Interface dataset entries
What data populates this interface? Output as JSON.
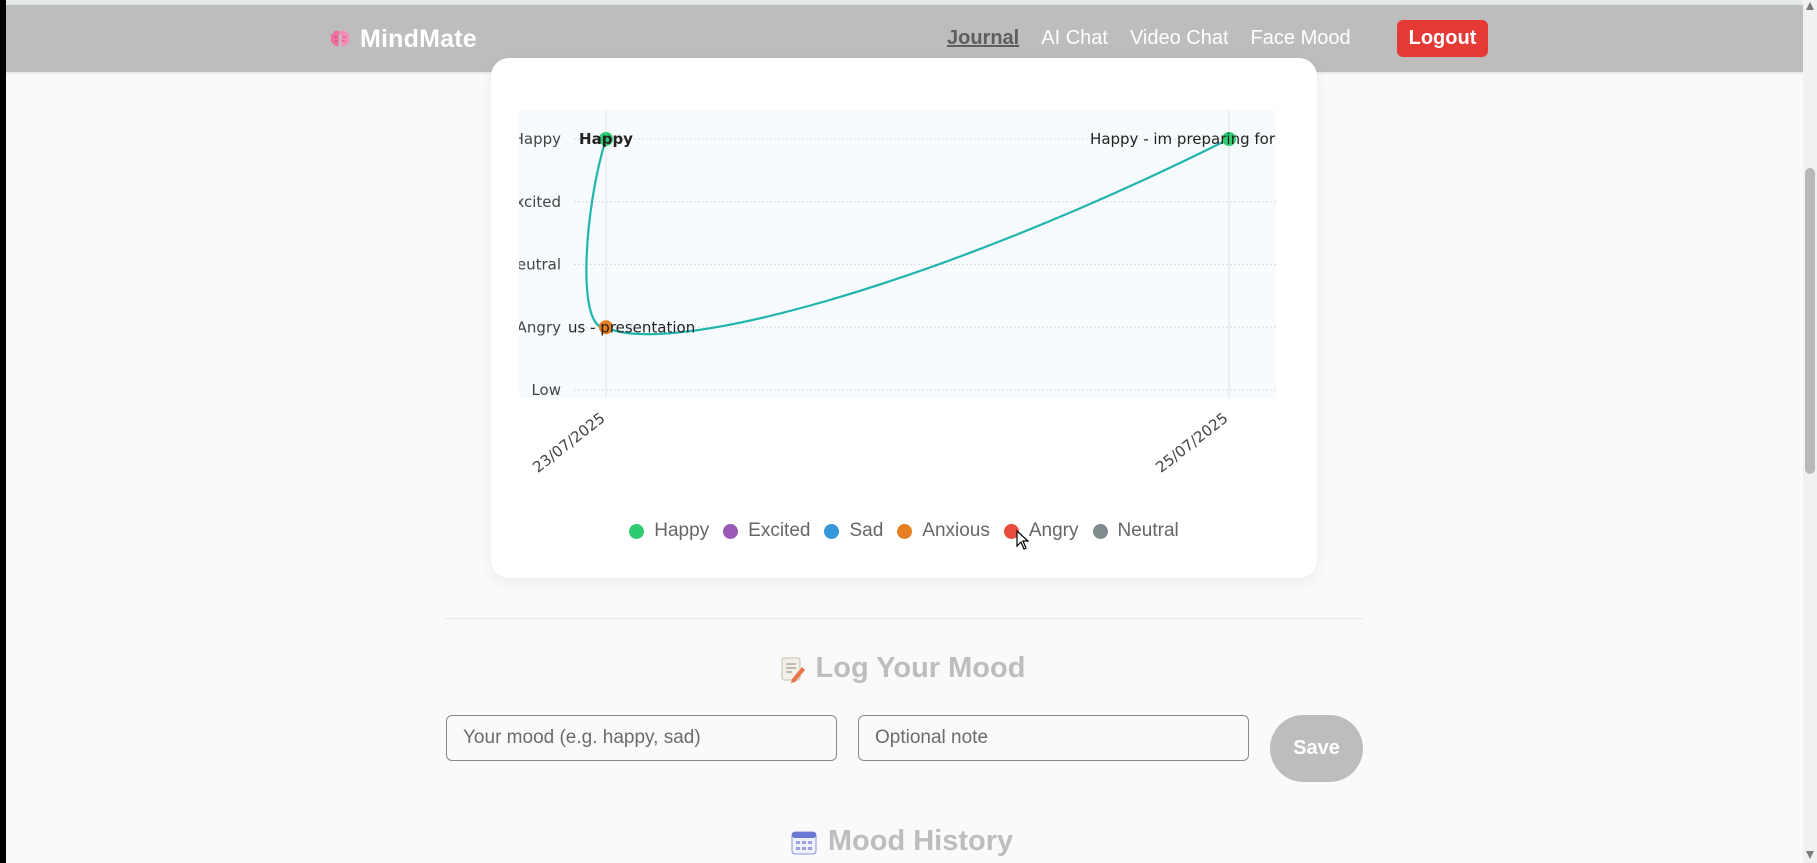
{
  "app": {
    "name": "MindMate",
    "icon": "brain-icon"
  },
  "nav": {
    "links": [
      {
        "label": "Journal",
        "active": true
      },
      {
        "label": "AI Chat",
        "active": false
      },
      {
        "label": "Video Chat",
        "active": false
      },
      {
        "label": "Face Mood",
        "active": false
      }
    ],
    "logout_label": "Logout"
  },
  "colors": {
    "navbar": "#bdbdbd",
    "logout": "#e53935",
    "line": "#1fb5ad",
    "happy": "#2ecc71",
    "excited": "#9b59b6",
    "sad": "#3498db",
    "anxious": "#e67e22",
    "angry": "#e74c3c",
    "neutral": "#7f8c8d"
  },
  "chart_data": {
    "type": "line",
    "y_categories": [
      "Low",
      "Angry",
      "Neutral",
      "Excited",
      "Happy"
    ],
    "y_tick_labels": [
      "Low",
      "Angry",
      "eutral",
      "xcited",
      "Happy"
    ],
    "x_tick_labels": [
      "23/07/2025",
      "25/07/2025"
    ],
    "points": [
      {
        "x": "23/07/2025",
        "y": "Happy",
        "mood": "Happy",
        "label": "Happy"
      },
      {
        "x": "23/07/2025",
        "y": "Angry",
        "mood": "Anxious",
        "label": "us - presentation"
      },
      {
        "x": "25/07/2025",
        "y": "Happy",
        "mood": "Happy",
        "label": "Happy - im preparing for"
      }
    ],
    "legend": [
      {
        "label": "Happy",
        "color": "#2ecc71"
      },
      {
        "label": "Excited",
        "color": "#9b59b6"
      },
      {
        "label": "Sad",
        "color": "#3498db"
      },
      {
        "label": "Anxious",
        "color": "#e67e22"
      },
      {
        "label": "Angry",
        "color": "#e74c3c"
      },
      {
        "label": "Neutral",
        "color": "#7f8c8d"
      }
    ],
    "grid": true,
    "legend_position": "bottom"
  },
  "log_section": {
    "title": "Log Your Mood",
    "icon": "memo-icon",
    "mood_placeholder": "Your mood (e.g. happy, sad)",
    "note_placeholder": "Optional note",
    "save_label": "Save"
  },
  "history_section": {
    "title": "Mood History",
    "icon": "calendar-icon"
  }
}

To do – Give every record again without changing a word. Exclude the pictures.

Output of the exercise –
What data populates this interface? Output as JSON.
{
  "app": {
    "name": "MindMate",
    "icon": "brain-icon"
  },
  "nav": {
    "links": [
      {
        "label": "Journal",
        "active": true
      },
      {
        "label": "AI Chat",
        "active": false
      },
      {
        "label": "Video Chat",
        "active": false
      },
      {
        "label": "Face Mood",
        "active": false
      }
    ],
    "logout_label": "Logout"
  },
  "colors": {
    "navbar": "#bdbdbd",
    "logout": "#e53935",
    "line": "#1fb5ad",
    "happy": "#2ecc71",
    "excited": "#9b59b6",
    "sad": "#3498db",
    "anxious": "#e67e22",
    "angry": "#e74c3c",
    "neutral": "#7f8c8d"
  },
  "chart_data": {
    "type": "line",
    "y_categories": [
      "Low",
      "Angry",
      "Neutral",
      "Excited",
      "Happy"
    ],
    "y_tick_labels": [
      "Low",
      "Angry",
      "eutral",
      "xcited",
      "Happy"
    ],
    "x_tick_labels": [
      "23/07/2025",
      "25/07/2025"
    ],
    "points": [
      {
        "x": "23/07/2025",
        "y": "Happy",
        "mood": "Happy",
        "label": "Happy"
      },
      {
        "x": "23/07/2025",
        "y": "Angry",
        "mood": "Anxious",
        "label": "us - presentation"
      },
      {
        "x": "25/07/2025",
        "y": "Happy",
        "mood": "Happy",
        "label": "Happy - im preparing for"
      }
    ],
    "legend": [
      {
        "label": "Happy",
        "color": "#2ecc71"
      },
      {
        "label": "Excited",
        "color": "#9b59b6"
      },
      {
        "label": "Sad",
        "color": "#3498db"
      },
      {
        "label": "Anxious",
        "color": "#e67e22"
      },
      {
        "label": "Angry",
        "color": "#e74c3c"
      },
      {
        "label": "Neutral",
        "color": "#7f8c8d"
      }
    ],
    "grid": true,
    "legend_position": "bottom"
  },
  "log_section": {
    "title": "Log Your Mood",
    "icon": "memo-icon",
    "mood_placeholder": "Your mood (e.g. happy, sad)",
    "note_placeholder": "Optional note",
    "save_label": "Save"
  },
  "history_section": {
    "title": "Mood History",
    "icon": "calendar-icon"
  }
}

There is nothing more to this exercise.